While the show has many different series under many different names, only a few installments of such have ever made it over to the west.
Genji Monogatari is probably one of the most famous pieces of classic Japanese literature. It follows the story of Genji, the second son born of the emperor and one of his favorite concubines. Although he can never inherit his father’s throne, Genji instead decides to enjoy the many pleasures in life – namely lots and lots of women.
Essentially both the novel and the anime are about Genji seducing a number of beautiful women while trying to fill the lonely void inside of him.
While a number of western viewers gleaned a bit of familiarity when they watched Magi due to a childhood spent watching the Disney classic Aladdin, both the Disney movie and the anime are inspired by a collection of Middle Eastern stories called One Thousand and One Arabian Nights.
The stories about Aladdin and his magic lamp, Ali Baba and his quest for wealth, Morgiana the slave, and Sinbad the master sailor were all told by Scheherazade to her husband who threatened to kill her after each night. However, by ending this story each night with a cliffhanger she prolonged getting thrown into her husband’s body pit of ex-wives. Not only do all the characters above appear in the anime, telling their stories in different forms, but Scheherazade actually makes an appearance too.

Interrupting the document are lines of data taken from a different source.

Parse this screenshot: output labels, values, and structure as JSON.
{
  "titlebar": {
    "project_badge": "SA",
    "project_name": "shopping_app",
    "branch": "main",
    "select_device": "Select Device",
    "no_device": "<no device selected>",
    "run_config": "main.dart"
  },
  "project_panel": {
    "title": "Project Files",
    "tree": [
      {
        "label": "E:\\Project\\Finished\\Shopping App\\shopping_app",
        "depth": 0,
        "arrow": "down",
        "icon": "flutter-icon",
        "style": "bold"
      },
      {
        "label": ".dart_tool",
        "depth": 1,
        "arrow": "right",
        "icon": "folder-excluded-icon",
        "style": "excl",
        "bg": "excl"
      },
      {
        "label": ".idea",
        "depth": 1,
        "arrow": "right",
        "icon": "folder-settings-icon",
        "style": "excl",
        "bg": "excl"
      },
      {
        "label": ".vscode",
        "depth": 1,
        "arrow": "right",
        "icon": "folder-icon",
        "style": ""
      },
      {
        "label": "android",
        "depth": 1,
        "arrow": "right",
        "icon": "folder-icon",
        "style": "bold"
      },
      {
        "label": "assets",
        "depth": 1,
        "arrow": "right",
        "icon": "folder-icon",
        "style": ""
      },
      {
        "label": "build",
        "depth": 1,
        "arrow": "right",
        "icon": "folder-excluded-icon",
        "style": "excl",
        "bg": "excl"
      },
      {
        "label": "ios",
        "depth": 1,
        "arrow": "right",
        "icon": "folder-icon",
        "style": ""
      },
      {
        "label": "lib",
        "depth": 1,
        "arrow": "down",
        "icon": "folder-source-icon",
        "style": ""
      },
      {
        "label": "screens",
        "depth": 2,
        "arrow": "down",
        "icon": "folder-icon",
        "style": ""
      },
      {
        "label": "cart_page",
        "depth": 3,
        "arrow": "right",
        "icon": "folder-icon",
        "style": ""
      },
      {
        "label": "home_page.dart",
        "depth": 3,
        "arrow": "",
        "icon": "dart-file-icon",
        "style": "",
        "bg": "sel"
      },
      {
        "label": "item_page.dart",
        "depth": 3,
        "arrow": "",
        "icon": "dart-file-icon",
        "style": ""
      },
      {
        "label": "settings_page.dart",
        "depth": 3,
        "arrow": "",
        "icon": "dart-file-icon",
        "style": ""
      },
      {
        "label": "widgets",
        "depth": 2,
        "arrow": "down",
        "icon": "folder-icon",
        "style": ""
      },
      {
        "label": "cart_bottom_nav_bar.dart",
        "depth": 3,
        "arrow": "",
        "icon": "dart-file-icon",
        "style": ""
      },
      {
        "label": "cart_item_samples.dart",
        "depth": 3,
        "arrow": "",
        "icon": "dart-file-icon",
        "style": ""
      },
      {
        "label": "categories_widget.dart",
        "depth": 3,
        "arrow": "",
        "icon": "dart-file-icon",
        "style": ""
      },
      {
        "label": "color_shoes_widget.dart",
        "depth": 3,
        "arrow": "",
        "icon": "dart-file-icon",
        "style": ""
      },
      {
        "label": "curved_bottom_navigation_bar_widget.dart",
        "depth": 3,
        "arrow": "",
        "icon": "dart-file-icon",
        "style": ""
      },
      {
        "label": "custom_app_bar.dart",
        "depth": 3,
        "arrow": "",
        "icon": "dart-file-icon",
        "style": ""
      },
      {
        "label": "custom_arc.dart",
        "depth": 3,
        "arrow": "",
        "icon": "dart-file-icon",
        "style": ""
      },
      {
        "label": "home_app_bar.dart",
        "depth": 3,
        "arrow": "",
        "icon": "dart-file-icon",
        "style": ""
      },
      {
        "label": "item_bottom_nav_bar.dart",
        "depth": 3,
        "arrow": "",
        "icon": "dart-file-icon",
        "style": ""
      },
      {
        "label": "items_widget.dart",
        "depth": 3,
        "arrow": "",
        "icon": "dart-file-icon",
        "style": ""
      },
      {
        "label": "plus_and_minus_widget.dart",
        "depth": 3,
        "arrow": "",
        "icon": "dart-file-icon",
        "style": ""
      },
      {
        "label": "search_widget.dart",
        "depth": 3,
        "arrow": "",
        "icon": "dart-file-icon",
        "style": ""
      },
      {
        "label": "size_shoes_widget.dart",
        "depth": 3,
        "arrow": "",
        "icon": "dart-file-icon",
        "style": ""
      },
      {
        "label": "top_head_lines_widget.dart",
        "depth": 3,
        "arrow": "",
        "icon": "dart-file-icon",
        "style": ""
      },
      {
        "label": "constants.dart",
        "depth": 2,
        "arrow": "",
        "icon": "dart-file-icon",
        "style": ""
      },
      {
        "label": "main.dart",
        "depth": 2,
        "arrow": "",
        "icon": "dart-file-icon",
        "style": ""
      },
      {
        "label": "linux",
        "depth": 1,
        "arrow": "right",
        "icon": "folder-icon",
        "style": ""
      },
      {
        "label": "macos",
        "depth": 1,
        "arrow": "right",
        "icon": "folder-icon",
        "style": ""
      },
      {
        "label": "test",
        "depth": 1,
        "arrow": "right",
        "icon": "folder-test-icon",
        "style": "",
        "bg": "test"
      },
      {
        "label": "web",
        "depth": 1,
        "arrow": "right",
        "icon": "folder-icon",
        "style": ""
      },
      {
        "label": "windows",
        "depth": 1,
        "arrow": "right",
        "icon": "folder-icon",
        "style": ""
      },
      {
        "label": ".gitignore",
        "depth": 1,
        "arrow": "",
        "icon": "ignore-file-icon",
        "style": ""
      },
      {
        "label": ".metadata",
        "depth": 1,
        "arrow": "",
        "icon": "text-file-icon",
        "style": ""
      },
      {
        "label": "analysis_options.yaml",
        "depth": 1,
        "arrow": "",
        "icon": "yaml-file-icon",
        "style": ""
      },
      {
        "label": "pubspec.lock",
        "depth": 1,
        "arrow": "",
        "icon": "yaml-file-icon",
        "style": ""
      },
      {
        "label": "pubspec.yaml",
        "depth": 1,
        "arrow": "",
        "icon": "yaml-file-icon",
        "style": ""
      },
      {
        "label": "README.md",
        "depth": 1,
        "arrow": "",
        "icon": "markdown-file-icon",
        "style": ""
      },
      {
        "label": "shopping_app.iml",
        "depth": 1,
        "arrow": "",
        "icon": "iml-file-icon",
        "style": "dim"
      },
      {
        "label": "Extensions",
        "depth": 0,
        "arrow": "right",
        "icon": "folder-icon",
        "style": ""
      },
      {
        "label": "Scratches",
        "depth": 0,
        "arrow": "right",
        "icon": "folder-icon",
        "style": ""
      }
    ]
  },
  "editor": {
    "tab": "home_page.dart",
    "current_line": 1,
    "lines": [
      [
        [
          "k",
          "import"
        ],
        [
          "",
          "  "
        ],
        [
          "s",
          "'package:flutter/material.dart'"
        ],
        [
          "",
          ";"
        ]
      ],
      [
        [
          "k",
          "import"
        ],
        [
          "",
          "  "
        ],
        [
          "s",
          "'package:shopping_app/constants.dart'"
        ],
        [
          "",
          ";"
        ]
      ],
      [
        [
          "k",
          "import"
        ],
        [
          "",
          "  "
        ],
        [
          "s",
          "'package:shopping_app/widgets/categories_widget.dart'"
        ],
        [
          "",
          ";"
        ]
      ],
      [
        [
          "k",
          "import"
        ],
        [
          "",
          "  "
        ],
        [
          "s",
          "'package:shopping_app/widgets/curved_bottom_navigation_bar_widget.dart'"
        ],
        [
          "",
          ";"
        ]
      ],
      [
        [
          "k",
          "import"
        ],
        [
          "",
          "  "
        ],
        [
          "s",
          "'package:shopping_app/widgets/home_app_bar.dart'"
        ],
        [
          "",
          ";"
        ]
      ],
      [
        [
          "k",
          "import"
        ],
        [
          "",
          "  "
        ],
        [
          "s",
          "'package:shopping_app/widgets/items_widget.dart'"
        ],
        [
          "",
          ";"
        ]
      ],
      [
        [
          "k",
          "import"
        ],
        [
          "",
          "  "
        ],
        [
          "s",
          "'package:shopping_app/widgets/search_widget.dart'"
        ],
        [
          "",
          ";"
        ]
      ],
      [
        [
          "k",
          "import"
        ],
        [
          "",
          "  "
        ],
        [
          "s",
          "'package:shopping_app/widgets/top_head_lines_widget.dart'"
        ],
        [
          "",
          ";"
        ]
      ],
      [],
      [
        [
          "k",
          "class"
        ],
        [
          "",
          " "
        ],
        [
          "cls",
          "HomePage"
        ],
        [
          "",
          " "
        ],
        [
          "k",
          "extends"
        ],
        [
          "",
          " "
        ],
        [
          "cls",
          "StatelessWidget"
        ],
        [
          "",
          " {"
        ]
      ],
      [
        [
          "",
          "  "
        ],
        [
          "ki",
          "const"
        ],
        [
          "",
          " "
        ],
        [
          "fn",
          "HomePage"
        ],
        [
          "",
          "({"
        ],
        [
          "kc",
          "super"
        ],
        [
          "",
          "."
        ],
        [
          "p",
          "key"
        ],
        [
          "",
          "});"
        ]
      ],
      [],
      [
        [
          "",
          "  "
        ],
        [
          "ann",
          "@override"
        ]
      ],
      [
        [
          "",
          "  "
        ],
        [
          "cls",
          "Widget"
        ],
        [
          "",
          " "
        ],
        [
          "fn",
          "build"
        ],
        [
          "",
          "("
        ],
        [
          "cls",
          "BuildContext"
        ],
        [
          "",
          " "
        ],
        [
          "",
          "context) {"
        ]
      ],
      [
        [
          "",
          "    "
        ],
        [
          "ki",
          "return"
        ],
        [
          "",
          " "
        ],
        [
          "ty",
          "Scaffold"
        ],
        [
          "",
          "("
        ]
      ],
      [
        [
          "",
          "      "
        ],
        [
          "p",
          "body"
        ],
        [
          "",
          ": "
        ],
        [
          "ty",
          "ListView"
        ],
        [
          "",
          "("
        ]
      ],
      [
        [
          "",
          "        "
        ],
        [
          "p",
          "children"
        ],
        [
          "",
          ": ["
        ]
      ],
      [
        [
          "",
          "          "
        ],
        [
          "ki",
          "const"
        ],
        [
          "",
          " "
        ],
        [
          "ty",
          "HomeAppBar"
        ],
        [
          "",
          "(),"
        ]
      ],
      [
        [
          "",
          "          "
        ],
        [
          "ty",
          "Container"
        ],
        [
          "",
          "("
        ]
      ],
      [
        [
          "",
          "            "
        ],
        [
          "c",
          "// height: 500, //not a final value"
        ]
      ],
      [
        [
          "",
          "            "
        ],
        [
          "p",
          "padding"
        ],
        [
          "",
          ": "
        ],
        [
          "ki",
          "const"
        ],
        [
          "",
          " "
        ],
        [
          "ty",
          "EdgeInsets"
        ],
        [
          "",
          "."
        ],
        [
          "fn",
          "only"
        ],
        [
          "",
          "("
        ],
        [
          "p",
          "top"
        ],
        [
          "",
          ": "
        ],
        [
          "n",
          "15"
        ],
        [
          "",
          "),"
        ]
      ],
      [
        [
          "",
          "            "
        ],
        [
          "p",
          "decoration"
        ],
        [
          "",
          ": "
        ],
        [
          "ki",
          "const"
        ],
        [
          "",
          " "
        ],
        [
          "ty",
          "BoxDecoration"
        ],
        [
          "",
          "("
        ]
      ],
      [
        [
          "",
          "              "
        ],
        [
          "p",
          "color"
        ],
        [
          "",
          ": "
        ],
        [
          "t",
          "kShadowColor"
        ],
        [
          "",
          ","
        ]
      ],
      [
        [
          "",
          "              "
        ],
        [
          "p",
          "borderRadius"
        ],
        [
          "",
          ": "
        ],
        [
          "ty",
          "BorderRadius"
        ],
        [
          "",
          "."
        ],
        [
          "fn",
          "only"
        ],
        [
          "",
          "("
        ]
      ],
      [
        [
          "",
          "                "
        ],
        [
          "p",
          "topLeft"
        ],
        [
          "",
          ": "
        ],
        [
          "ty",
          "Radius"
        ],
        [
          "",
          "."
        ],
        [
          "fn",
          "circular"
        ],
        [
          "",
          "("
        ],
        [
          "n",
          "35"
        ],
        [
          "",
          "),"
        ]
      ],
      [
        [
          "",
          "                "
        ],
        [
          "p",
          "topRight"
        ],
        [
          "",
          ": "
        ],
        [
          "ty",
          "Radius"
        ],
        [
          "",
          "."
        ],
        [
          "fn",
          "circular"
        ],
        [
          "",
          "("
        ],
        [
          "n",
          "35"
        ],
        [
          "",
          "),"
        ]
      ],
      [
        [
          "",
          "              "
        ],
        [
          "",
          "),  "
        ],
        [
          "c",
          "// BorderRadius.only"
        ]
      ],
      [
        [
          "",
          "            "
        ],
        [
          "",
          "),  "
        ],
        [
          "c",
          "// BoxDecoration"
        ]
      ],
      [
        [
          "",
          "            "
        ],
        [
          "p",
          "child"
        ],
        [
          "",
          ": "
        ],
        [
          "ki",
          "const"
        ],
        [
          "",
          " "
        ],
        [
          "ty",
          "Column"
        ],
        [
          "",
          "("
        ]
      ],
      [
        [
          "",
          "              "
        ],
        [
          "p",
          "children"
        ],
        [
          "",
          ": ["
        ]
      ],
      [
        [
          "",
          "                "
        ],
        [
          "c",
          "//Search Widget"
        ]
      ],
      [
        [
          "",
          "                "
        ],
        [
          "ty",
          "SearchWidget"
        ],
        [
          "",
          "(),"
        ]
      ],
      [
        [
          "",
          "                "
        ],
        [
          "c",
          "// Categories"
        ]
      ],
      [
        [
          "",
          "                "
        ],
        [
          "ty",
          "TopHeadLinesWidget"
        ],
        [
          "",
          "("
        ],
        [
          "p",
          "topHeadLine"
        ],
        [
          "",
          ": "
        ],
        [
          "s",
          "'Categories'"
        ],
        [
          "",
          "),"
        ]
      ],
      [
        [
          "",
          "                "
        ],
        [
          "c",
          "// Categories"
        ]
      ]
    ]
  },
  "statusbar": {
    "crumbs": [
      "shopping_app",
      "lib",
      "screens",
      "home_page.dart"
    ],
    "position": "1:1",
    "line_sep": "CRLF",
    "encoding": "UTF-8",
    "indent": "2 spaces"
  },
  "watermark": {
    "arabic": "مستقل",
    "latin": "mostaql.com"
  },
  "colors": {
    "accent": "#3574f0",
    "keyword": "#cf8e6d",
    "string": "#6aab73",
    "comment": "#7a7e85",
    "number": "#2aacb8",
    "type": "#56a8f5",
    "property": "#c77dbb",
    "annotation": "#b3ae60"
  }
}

Do you know anymore anime series that were inspired by classic literature? Let us know in the comments section below.